(EXERCISE) Read through the data, and wherever a line holds the word "name", write that line out.

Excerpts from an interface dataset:
────────────────────────────────────────
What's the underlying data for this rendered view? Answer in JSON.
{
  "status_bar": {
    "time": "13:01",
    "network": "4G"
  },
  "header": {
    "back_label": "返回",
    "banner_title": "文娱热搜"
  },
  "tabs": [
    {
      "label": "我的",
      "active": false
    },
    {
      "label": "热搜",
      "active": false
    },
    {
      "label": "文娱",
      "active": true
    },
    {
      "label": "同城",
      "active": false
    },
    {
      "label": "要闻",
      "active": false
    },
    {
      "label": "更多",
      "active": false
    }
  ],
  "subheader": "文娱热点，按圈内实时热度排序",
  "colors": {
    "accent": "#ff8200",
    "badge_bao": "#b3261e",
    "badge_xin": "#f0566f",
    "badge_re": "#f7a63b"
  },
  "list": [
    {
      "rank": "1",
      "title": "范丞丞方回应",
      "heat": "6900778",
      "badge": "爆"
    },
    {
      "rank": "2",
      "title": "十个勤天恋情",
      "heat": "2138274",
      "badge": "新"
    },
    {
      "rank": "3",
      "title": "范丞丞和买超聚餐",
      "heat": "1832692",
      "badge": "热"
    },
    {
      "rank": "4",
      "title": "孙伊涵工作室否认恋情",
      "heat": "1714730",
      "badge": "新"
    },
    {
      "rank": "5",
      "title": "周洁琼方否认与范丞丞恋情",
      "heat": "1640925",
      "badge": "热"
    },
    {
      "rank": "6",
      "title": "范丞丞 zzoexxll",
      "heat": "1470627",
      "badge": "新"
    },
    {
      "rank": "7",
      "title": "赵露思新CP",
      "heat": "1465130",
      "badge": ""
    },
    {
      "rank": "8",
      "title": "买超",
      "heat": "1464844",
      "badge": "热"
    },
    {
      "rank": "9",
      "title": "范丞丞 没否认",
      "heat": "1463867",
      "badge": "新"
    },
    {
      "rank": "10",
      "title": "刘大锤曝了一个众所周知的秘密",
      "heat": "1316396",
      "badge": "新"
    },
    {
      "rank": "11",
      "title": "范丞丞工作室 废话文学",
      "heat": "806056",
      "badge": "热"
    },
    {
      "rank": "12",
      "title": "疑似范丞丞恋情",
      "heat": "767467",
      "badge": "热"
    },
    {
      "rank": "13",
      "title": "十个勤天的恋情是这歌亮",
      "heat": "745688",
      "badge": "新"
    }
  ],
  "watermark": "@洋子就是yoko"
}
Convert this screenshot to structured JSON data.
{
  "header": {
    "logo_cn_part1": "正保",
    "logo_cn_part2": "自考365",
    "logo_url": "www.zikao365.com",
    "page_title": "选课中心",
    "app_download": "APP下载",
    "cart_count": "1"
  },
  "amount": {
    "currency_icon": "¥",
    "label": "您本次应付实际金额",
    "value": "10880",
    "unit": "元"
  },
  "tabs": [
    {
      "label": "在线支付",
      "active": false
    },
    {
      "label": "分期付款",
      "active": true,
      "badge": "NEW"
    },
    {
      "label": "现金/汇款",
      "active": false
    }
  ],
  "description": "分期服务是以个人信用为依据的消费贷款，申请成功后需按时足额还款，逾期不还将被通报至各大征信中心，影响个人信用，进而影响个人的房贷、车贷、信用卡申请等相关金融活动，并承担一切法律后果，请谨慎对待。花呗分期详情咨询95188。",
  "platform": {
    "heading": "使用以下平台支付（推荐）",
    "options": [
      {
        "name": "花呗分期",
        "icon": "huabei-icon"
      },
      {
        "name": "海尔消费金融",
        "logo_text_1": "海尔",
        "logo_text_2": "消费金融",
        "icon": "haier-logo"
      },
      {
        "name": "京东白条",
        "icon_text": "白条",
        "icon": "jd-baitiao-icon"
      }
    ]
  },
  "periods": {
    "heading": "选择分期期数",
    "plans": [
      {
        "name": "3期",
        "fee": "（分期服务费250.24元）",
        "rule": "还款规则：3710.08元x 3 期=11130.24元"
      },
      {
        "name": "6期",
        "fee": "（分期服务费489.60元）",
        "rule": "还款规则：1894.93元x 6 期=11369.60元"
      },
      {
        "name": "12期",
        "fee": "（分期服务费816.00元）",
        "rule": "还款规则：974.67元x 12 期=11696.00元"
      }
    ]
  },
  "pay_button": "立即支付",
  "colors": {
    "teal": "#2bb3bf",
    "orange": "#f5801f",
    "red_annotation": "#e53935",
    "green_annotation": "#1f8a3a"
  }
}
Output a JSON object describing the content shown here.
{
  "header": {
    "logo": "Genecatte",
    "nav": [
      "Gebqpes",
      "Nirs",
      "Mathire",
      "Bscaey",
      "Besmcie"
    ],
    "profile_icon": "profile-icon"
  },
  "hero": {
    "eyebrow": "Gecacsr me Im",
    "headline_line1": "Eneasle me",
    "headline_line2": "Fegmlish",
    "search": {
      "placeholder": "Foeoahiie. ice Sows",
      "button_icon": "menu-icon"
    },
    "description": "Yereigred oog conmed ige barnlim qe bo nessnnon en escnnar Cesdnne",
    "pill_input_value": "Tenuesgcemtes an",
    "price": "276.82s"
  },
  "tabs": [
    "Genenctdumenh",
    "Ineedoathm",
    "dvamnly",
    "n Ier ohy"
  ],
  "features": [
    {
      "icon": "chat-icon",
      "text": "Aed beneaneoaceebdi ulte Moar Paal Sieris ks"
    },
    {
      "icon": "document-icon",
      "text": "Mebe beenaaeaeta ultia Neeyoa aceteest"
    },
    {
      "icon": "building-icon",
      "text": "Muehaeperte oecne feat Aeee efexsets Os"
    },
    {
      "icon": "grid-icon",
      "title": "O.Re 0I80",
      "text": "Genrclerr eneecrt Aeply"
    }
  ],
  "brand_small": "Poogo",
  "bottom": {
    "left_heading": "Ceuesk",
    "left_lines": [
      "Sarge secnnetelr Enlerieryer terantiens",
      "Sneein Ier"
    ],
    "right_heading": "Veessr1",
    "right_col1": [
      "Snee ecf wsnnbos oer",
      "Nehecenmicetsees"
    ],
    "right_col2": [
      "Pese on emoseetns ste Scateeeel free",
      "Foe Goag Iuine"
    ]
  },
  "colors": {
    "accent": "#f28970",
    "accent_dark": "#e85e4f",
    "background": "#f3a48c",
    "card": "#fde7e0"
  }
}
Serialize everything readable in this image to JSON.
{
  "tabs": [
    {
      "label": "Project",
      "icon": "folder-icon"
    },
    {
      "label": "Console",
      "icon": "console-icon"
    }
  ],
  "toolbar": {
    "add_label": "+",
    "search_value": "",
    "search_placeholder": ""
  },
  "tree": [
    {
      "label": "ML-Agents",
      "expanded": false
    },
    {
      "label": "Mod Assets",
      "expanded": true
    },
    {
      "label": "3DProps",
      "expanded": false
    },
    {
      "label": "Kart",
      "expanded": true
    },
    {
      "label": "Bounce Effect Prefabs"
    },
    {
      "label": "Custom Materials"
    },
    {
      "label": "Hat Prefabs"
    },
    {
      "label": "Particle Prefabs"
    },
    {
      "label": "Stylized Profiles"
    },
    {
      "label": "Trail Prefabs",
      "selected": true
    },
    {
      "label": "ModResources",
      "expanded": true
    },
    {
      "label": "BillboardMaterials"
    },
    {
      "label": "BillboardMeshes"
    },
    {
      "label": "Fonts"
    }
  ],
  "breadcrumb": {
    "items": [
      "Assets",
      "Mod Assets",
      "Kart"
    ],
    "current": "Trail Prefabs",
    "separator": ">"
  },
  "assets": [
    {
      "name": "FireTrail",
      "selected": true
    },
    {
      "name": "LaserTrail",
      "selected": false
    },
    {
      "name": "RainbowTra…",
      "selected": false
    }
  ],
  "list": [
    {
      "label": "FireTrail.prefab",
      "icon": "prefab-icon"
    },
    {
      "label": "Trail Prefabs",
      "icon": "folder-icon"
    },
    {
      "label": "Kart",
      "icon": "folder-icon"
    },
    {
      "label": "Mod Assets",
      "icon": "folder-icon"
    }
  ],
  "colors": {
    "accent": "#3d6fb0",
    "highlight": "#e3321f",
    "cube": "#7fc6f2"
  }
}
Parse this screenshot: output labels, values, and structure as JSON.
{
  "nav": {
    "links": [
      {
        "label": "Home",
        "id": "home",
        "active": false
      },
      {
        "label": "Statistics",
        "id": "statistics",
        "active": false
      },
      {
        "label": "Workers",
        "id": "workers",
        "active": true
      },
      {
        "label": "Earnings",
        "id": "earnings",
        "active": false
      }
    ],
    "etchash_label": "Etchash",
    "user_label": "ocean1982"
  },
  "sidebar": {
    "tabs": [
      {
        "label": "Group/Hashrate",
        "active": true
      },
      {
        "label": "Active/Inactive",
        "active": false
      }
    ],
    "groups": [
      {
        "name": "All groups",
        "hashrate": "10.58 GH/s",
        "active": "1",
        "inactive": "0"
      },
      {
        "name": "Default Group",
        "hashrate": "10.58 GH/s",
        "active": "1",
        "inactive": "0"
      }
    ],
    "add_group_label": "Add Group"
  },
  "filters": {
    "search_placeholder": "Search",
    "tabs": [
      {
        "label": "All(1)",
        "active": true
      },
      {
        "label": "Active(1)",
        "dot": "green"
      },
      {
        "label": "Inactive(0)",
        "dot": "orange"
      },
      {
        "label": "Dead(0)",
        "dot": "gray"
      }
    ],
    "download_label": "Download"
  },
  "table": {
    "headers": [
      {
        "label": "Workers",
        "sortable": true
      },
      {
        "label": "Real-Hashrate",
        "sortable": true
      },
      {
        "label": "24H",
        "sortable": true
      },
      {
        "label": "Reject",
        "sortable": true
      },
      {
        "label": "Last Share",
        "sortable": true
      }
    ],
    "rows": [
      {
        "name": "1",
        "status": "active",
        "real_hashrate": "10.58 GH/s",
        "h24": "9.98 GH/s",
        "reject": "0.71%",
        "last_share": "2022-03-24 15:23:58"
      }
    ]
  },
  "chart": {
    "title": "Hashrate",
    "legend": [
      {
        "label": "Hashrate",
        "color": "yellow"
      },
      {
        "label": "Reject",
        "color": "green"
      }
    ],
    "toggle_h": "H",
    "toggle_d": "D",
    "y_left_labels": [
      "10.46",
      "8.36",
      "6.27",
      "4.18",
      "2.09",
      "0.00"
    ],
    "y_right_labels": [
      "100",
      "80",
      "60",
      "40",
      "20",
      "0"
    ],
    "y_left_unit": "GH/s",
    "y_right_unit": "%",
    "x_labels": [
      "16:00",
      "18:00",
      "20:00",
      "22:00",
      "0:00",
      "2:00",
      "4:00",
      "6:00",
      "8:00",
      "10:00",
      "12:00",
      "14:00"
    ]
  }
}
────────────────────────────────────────
(ANSWER BOX)
        "name": "花呗分期",
        "name": "海尔消费金融",
        "name": "京东白条",
        "name": "3期",
        "name": "6期",
        "name": "12期",
      "name": "FireTrail",
      "name": "LaserTrail",
      "name": "RainbowTra…",
        "name": "All groups",
        "name": "Default Group",
        "name": "1",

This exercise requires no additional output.